Los Angeles Chargers
If any coach would be willing to make Tyrod Taylor his starter, it’s Anthony Lynn, who values mobility at quarterback, including for how it can enhance a rushing attack (which is Lynn’s area of expertise). Most likely, though, the Chargers will draft their QB of the future—and he will have a good chance at immediately becoming the QB of the present. The rest of the roster is pretty well rounded out…for now. But the list of players who are slated for free agency in 2021 is staggering:
DE Joey Bosa
DE Melvin Ingram
CB Desmond King
WR Keenan Allen
WR Mike Williams (Chargers still have a fifth-year option decision to make here)
TE Hunter Henry
C Mike Pouncey
These are seven of L.A.’s 10 biggest stars (the other three stars: S Derwin James, CB Casey Hayward and either new CB Chris Harris or RB Austin Ekeler). Having a QB on a rookie deal will make re-signing these guys more manageable, but even then, it’s likely that at least a few will get out the door.
There’s no chance Joey Bosa will, and there’s little to no chance Keenan Allen will. After that, it could be a function of how this draft goes. Given the enormous gap between the cost of rookie contracts and the cost of re-signing marquee veterans, GM Tom Telesco might just draft the best player available, regardless of position, and let that dictate the team’s 2021 investment decisions.
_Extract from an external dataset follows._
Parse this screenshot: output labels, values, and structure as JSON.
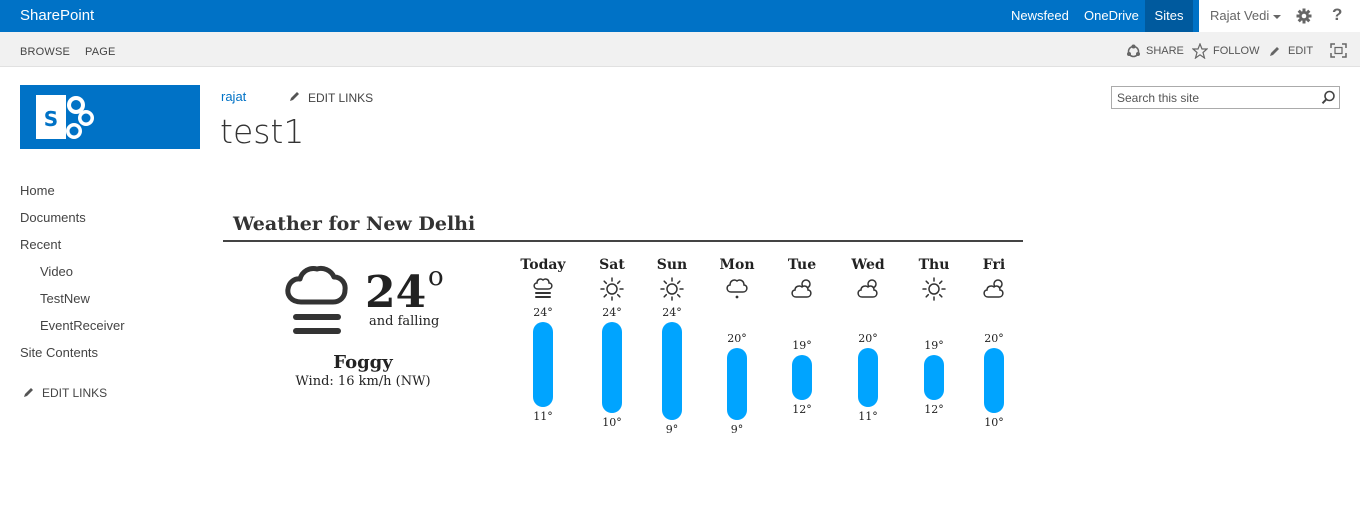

Or…Telesco might REALLY gamble and go all-in on a Super Bowl run in 2020. That could seem crazy for a team coming off a 5-11 season and having just said goodbye to longtime franchise QB Philip Rivers. But the Chargers know that their 2019 woes were dictated largely by a rash of extremely costly turnovers (some due to uncharacteristic mistakes by Rivers) and by injuries here and there (most notably to Derwin James, their most dynamic back seven defender). Look at the team’s free agent signings so far: nose tackle Linval Joseph (turns 32 in October), cornerback Chris Harris (31 in June) and right tackle Bryan Bulaga (31). All three have over $11 million cap hits in 2021 and would cost around at least $4 million to cut.
If the Chargers are drafting for right now, their biggest needs, in order, are: quarterback, left tackle and linebacker.
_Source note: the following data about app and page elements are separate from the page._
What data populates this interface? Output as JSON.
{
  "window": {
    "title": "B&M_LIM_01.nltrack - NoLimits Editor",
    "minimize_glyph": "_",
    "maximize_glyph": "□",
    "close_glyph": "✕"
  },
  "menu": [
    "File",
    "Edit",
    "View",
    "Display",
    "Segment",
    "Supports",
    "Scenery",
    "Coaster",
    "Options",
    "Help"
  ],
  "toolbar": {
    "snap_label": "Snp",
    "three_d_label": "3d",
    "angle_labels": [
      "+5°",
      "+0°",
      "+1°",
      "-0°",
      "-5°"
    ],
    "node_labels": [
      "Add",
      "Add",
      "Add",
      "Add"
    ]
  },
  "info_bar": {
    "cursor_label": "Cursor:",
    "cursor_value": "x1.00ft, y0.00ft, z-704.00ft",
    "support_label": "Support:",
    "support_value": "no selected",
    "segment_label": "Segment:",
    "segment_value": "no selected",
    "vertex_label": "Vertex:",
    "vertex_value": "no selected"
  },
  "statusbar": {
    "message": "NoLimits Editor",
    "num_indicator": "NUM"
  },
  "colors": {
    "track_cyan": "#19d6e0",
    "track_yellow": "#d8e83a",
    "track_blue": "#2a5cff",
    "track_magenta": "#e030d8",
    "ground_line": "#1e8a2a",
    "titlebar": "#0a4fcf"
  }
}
Top-100 Targets (Chargers own picks 6, 37 and 71): Alabama’s Tua Tagovailoa and Oregon’s Justin Herbert both make sense at 6 (or, in Tua’s case, a trade up to 2 or 3), and if they’re in win-now mode, Tagovailoa, if healthy, makes more sense than Herbert. But it wouldn’t be a shock if they stayed put and selected Louisville OT Mekhi Becton or Georgia OT Andrew Thomas to plus in at left tackle immediately, keeping Bulaga on the right side. They can cross their fingers that either LSU’s Patrick Queen or Oklahoma’s Kenneth Murray falls to Round 2, but otherwise they’re looking at limited early-down linebackers like Ohio State’s Malik Harrison or Texas Tech’s Jordan Brooks, or raw coverage LBs in Oregon’s Troy Dye and Colorado’s Davion Taylor, in Round 3.